I have fond memories of waking up with my first daughter. For the first time ever, I was a 24-hour creature. I got to bear witness to every aspect of day and night, and while sleep deprivation did cause me to warp a stock pot - a wedding gift we have to this day - I didn't regret getting up in the middle of the night at all. Indeed no other choices were economically viable to us.
Fast forward 10 years later - I suppose we could spend a load of cash on a night nurse at the expense of a year of college for one in our brood. My friends and neighbors created urgency around their recommendations by assuring me to book them in advance to guarantee their availability. One neighbor even revealed that she flew her baby nurse out from New York to live with the family for the first twelve weeks!
No doubt, everyone has their own very legitimate reasons for what aspects of childrearing, housekeeping, etc... they choose to outsource according to their means. They may not have family nearby, other young children in the house, or they may be working parents without flexibility in their schedules. Maybe they are even sitting on loads of cash.
But my husband and I scratched our heads for a while over whether we needed a night nurse for our twins...Is a night nurse the Tesla of newborn care? Or is it a necessity for those who can afford it? Did these people know something about newborn twins that we didn't? Would our constitutions be so different 10 years later, that we ought not disturb our sleep repeatedly?

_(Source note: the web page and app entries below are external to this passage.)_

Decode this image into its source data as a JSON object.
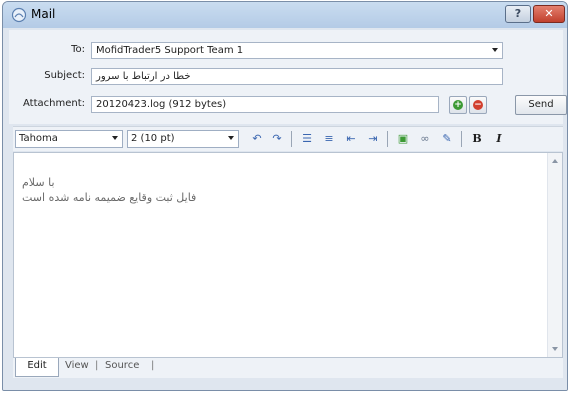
{
  "window": {
    "title": "Mail",
    "title_icon": "mail-icon",
    "help_label": "?",
    "close_label": "✕"
  },
  "form": {
    "to_label": "To:",
    "to_value": "MofidTrader5 Support Team 1",
    "subject_label": "Subject:",
    "subject_value": "خطا در ارتباط با سرور",
    "attachment_label": "Attachment:",
    "attachment_value": "20120423.log (912 bytes)",
    "add_attachment_icon": "plus-icon",
    "remove_attachment_icon": "remove-icon",
    "send_label": "Send"
  },
  "toolbar": {
    "font_value": "Tahoma",
    "size_value": "2 (10 pt)",
    "bold_label": "B",
    "italic_label": "I"
  },
  "editor": {
    "line1": "با سلام",
    "line2": "فایل ثبت وقایع ضمیمه نامه شده است"
  },
  "tabs": {
    "edit": "Edit",
    "view": "View",
    "source": "Source",
    "sep": "|"
  },
  "colors": {
    "titlebar": "#c9dcf0",
    "close": "#c1402d",
    "add": "#3c9a34",
    "remove": "#d2402e"
  }
}
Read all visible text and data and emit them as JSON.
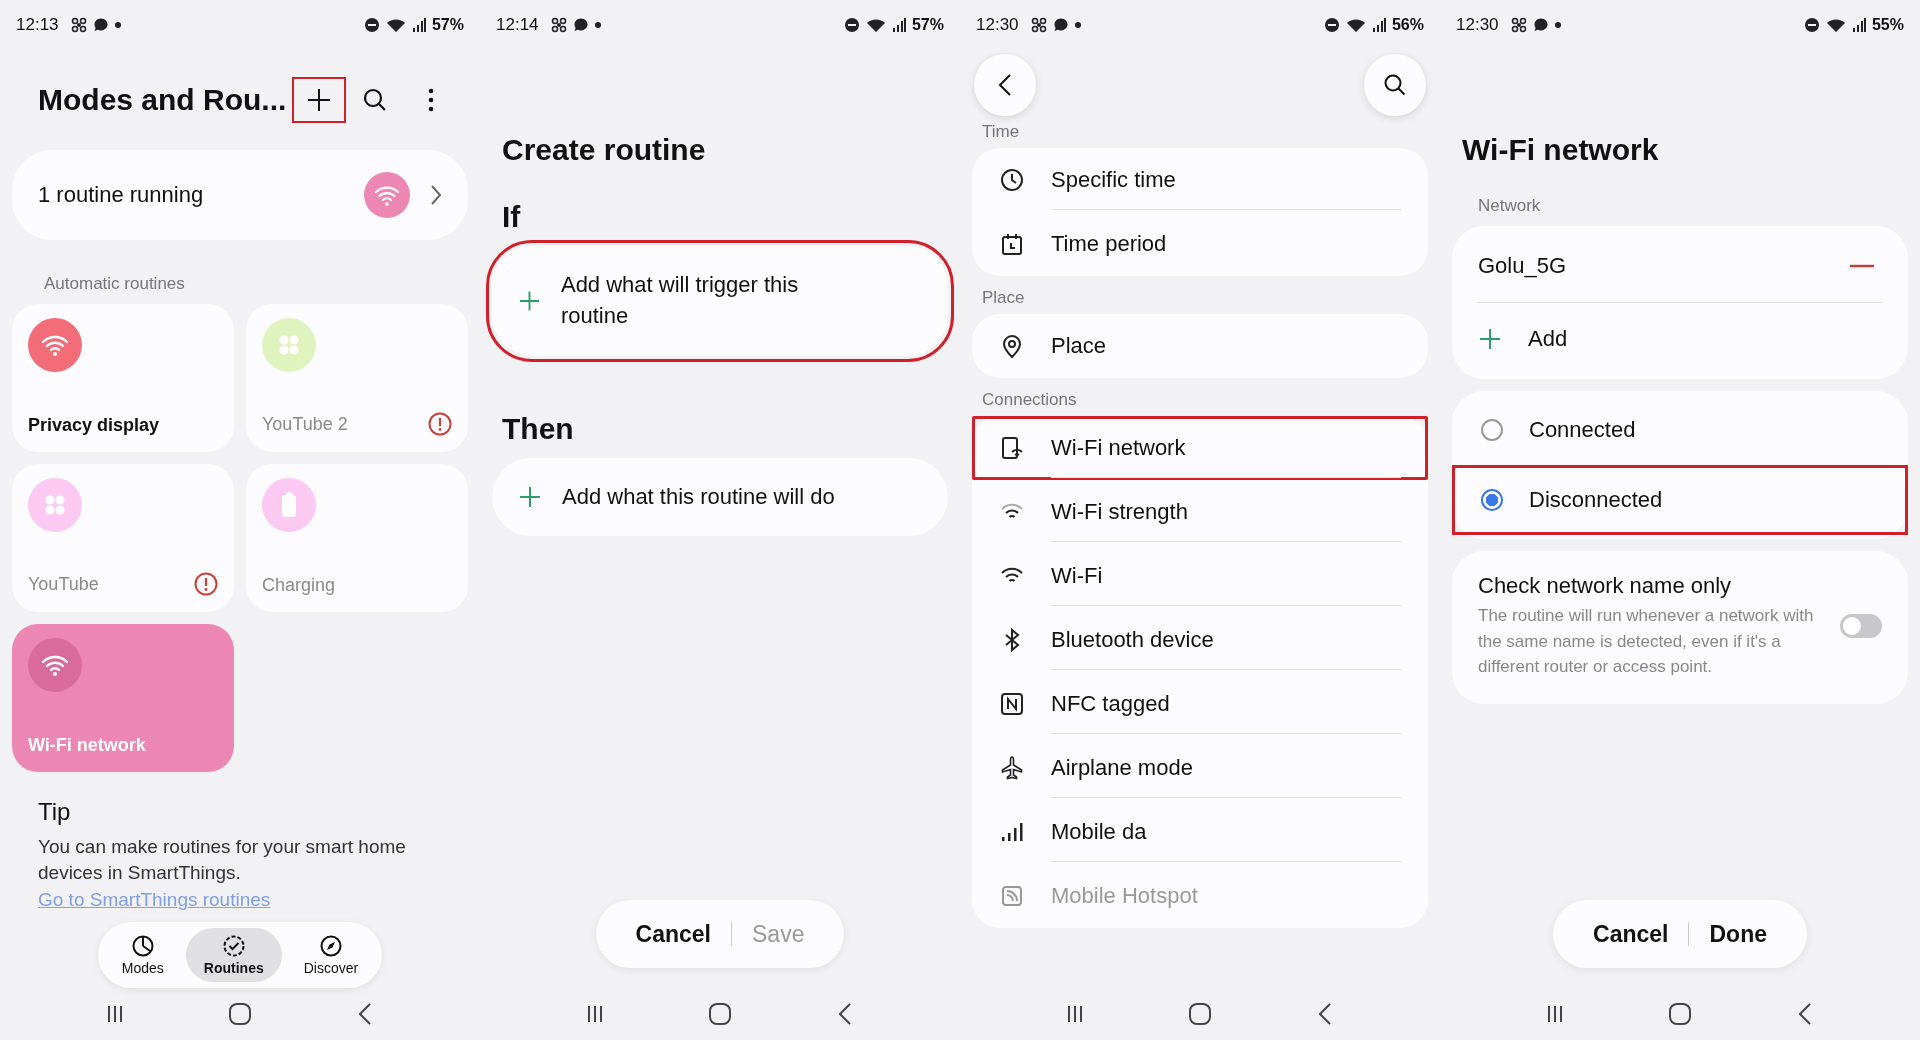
{
  "panels": [
    {
      "kind": "routines",
      "status_bar": {
        "time": "12:13",
        "battery": "57%"
      },
      "title": "Modes and Rou...",
      "actions": [
        {
          "kind": "add",
          "highlighted": true
        },
        {
          "kind": "search",
          "highlighted": false
        },
        {
          "kind": "more",
          "highlighted": false
        }
      ],
      "running_card": {
        "label": "1 routine running"
      },
      "section_label": "Automatic routines",
      "routines": [
        {
          "name": "Privacy display",
          "kind": "wifi",
          "color": "#f26d78",
          "enabled": true,
          "running": false,
          "warning": false
        },
        {
          "name": "YouTube 2",
          "kind": "apps",
          "color": "#dff3be",
          "enabled": false,
          "running": false,
          "warning": true
        },
        {
          "name": "YouTube",
          "kind": "apps",
          "color": "#fbc9f2",
          "enabled": false,
          "running": false,
          "warning": true
        },
        {
          "name": "Charging",
          "kind": "battery",
          "color": "#fbc9f2",
          "enabled": false,
          "running": false,
          "warning": false
        },
        {
          "name": "Wi-Fi network",
          "kind": "wifi",
          "color": "#d86a9c",
          "enabled": true,
          "running": true,
          "warning": false
        }
      ],
      "tip": {
        "title": "Tip",
        "text": "You can make routines for your smart home devices in SmartThings.",
        "link": "Go to SmartThings routines"
      },
      "bottom_nav": [
        {
          "label": "Modes",
          "kind": "modes",
          "selected": false
        },
        {
          "label": "Routines",
          "kind": "routines",
          "selected": true
        },
        {
          "label": "Discover",
          "kind": "discover",
          "selected": false
        }
      ]
    },
    {
      "kind": "create",
      "status_bar": {
        "time": "12:14",
        "battery": "57%"
      },
      "title": "Create routine",
      "if_label": "If",
      "trigger": {
        "label": "Add what will trigger this routine",
        "highlighted": true
      },
      "then_label": "Then",
      "action": {
        "label": "Add what this routine will do",
        "highlighted": false
      },
      "buttons": [
        {
          "label": "Cancel",
          "disabled": false
        },
        {
          "label": "Save",
          "disabled": true
        }
      ]
    },
    {
      "kind": "conditions",
      "status_bar": {
        "time": "12:30",
        "battery": "56%"
      },
      "sections": [
        {
          "label": "Time",
          "items": [
            {
              "label": "Specific time",
              "kind": "clock",
              "highlighted": false
            },
            {
              "label": "Time period",
              "kind": "calendar",
              "highlighted": false
            }
          ]
        },
        {
          "label": "Place",
          "items": [
            {
              "label": "Place",
              "kind": "pin",
              "highlighted": false
            }
          ]
        },
        {
          "label": "Connections",
          "items": [
            {
              "label": "Wi-Fi network",
              "kind": "wifi-phone",
              "highlighted": true
            },
            {
              "label": "Wi-Fi strength",
              "kind": "wifi-weak",
              "highlighted": false
            },
            {
              "label": "Wi-Fi",
              "kind": "wifi",
              "highlighted": false
            },
            {
              "label": "Bluetooth device",
              "kind": "bluetooth",
              "highlighted": false
            },
            {
              "label": "NFC tagged",
              "kind": "nfc",
              "highlighted": false
            },
            {
              "label": "Airplane mode",
              "kind": "airplane",
              "highlighted": false
            },
            {
              "label": "Mobile da",
              "kind": "signal",
              "highlighted": false
            },
            {
              "label": "Mobile Hotspot",
              "kind": "hotspot",
              "highlighted": false
            }
          ]
        }
      ]
    },
    {
      "kind": "wifi",
      "status_bar": {
        "time": "12:30",
        "battery": "55%"
      },
      "title": "Wi-Fi network",
      "network_label": "Network",
      "networks": [
        {
          "name": "Golu_5G"
        }
      ],
      "add_label": "Add",
      "options": [
        {
          "label": "Connected",
          "selected": false,
          "highlighted": false
        },
        {
          "label": "Disconnected",
          "selected": true,
          "highlighted": true
        }
      ],
      "check": {
        "title": "Check network name only",
        "description": "The routine will run whenever a network with the same name is detected, even if it's a different router or access point.",
        "on": false
      },
      "buttons": [
        {
          "label": "Cancel",
          "disabled": false
        },
        {
          "label": "Done",
          "disabled": false
        }
      ]
    }
  ]
}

I began to scratch the surface a little more with friends and neighbors and here are some of the reasons they gave:
"I'm just not a very happy person, when I'm not getting enough sleep."

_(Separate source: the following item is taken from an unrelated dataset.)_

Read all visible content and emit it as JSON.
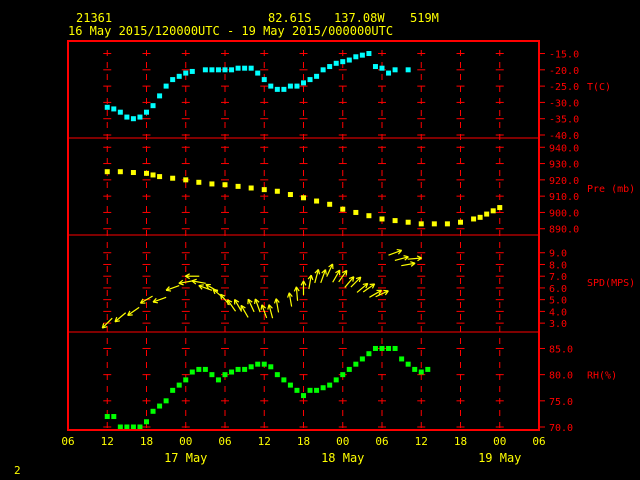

"When I was so sleep-deprived that I dropped my baby, I knew I needed one."
The truth is, if you are breastfeeding, a night nurse isn't going to save you that much sleep. She may diaper your babies and put them back down, but you are still feeding them. And if that's the case, isn't she just a stand-in for your husband? I'm sure that night nurses have unique value propositions I haven't listed here and may not be aware of.
But what I actually uncovered was that many of my friends' and neighbors' husbands were sleeping soundly in a guest bedroom undisturbed by newborn care while the wife (OR night nurse) were left to take care of the baby(ies). That may very well be a necessity, prescribed by society's woefully insufficient paternity leave benefits. (Although in several cases, the husbands in question had professions at least as flexible as my husband's.)
I am lucky to have a husband who is a professor and on sabbatical, so his help has been invaluable - particularly with twins. While we don't have an extra square foot to spare for guests in our house, he's never considered allowing me to go the nights alone. At 3 am, we crack our best jokes and get our day's dosage of silliness in. At 4 am, when we are headed back to sleep we nuzzle against each other, express our appreciation of the other, and make empty promises about future intimate moments we'll have when we catch up on our sleep.
I get the night nurse thing now. It is certainly for people of means, people who have an excess of cash who'd rather not spend it on something else. It's also for couples who don't have the same 50/50 bargain my husband and I do. After 17 years together, we shouldn't have doubted what we knew instinctively. Having additional children was something we worked at for years, we weren't about to outsource the early months.
What has your experience been with night nurses? What factors contributed to either hiring or not hiring a night nurse?